A "short sale" is when a homeowner sells a house for considerably less than its market value. Homeowners choose this option for a number of reasons. Sometimes, they're avoiding foreclosure. Other times, they're deeply in debt and want to rid themselves of their mortgage. Many times, they owe more on the mortgage than the home is worth.
A short sale may seem like a great deal to a potential buyer. However, it's essential to understand how short sale listings work before you look seriously at one of these properties.
First, it's wise to find out if there is a foreclosure notice on the home as well as how much the homeowner owes the lender. This information, which is public record, can help you determine what kind of offer to make.
The lender that holds the mortgage doesn't have to accept an offer on a home just because the seller does. A lender isn't going to accept an unreasonably low offer. If the homeowner has two mortgages on the home from different lenders, they'll both need to accept the offer. The seller will need to pay the lender(s) the difference between the sale price and what they still owe on the home unless they can provide a hardship letter.

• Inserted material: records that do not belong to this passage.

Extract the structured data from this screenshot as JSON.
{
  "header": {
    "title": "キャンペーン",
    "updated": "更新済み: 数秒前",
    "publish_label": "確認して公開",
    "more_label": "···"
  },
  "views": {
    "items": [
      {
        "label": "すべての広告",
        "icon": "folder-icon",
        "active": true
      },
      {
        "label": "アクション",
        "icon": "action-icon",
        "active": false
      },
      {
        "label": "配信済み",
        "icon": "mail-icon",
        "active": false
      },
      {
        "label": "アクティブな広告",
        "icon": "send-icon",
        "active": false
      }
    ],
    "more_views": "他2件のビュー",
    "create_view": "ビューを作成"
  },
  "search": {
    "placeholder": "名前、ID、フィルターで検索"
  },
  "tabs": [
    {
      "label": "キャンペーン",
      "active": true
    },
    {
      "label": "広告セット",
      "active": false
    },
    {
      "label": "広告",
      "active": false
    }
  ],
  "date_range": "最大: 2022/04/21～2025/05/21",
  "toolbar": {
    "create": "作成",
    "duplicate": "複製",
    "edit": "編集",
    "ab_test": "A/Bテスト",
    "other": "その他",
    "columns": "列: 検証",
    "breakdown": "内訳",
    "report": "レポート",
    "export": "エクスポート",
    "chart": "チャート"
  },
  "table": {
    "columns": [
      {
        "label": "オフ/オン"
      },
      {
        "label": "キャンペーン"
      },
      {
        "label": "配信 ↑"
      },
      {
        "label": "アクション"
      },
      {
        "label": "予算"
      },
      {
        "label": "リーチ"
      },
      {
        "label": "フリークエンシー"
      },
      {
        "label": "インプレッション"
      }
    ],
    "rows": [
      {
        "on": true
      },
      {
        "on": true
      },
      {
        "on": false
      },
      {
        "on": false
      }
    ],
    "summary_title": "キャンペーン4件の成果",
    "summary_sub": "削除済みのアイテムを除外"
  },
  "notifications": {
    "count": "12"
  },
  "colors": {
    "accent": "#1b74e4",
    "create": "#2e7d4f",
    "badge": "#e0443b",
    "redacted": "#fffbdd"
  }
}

It's important to have real estate agents involved who have handled short sales before. At least one of the agents (the seller's agent or yours) should have experience with short sale properties. It's best if both do.
The seller's lender will want proof that your own mortgage loan has been preapproved. They may take some time to review your documentation and decide whether to accept your offer. Short sales take longer than typical real estate sales to close. Don't expect the sale to close within 30 days. It can take months.
Home inspections are a crucial part of any home purchase. However, with a short sale, it's particularly important for a qualified inspector to look at the home. The buyer can expect to pay for this, as the lender likely isn't going to foot the bill.
It's essential to know what to expect if you're considering purchasing a short sale property. In addition to having a real estate agent who's experienced in short sales, it may be wise to have an experienced attorney on your side to review the agreements and protect your rights and interests.